[Records excerpted from a collection]
++++

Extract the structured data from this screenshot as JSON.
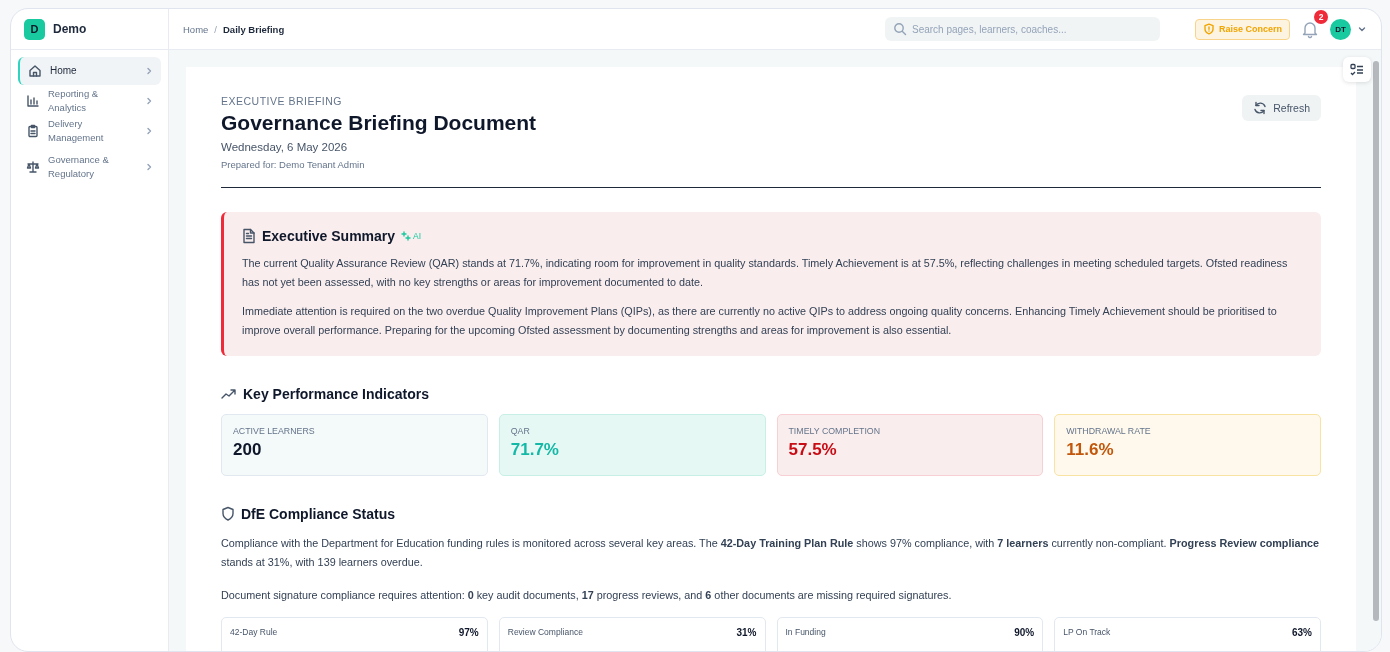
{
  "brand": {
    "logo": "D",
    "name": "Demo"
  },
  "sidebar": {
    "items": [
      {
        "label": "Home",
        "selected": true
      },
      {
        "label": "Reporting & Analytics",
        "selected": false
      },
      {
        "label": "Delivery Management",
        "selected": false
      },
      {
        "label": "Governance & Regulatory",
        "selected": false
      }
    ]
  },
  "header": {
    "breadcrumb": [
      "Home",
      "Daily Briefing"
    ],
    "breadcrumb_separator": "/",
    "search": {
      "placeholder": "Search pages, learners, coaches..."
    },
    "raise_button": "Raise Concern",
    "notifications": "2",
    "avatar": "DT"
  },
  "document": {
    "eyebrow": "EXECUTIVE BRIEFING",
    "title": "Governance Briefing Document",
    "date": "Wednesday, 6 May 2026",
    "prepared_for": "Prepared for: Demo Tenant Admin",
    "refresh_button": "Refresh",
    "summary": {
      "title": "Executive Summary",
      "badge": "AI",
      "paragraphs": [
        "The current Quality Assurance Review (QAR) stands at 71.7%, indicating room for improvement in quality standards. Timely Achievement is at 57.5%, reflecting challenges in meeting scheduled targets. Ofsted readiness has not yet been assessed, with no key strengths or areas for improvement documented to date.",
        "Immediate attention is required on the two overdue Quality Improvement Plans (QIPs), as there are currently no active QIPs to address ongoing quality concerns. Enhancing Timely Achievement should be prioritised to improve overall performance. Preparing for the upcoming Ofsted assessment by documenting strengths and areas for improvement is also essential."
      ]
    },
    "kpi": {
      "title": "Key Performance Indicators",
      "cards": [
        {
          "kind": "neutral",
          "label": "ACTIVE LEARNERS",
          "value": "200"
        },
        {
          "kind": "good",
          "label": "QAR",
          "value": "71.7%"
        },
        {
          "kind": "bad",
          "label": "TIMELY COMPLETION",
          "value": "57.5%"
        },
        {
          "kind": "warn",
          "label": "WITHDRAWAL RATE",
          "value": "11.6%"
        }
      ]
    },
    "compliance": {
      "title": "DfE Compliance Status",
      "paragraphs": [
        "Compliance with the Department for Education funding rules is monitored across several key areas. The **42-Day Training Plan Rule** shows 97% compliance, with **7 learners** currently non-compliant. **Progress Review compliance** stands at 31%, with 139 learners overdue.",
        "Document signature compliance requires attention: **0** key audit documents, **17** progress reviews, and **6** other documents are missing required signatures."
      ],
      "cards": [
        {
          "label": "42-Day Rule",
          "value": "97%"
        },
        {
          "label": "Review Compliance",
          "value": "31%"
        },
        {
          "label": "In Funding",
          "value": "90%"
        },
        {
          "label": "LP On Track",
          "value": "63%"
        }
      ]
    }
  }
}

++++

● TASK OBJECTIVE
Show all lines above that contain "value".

● ANSWER BOX
          "value": "200"
          "value": "71.7%"
          "value": "57.5%"
          "value": "11.6%"
          "value": "97%"
          "value": "31%"
          "value": "90%"
          "value": "63%"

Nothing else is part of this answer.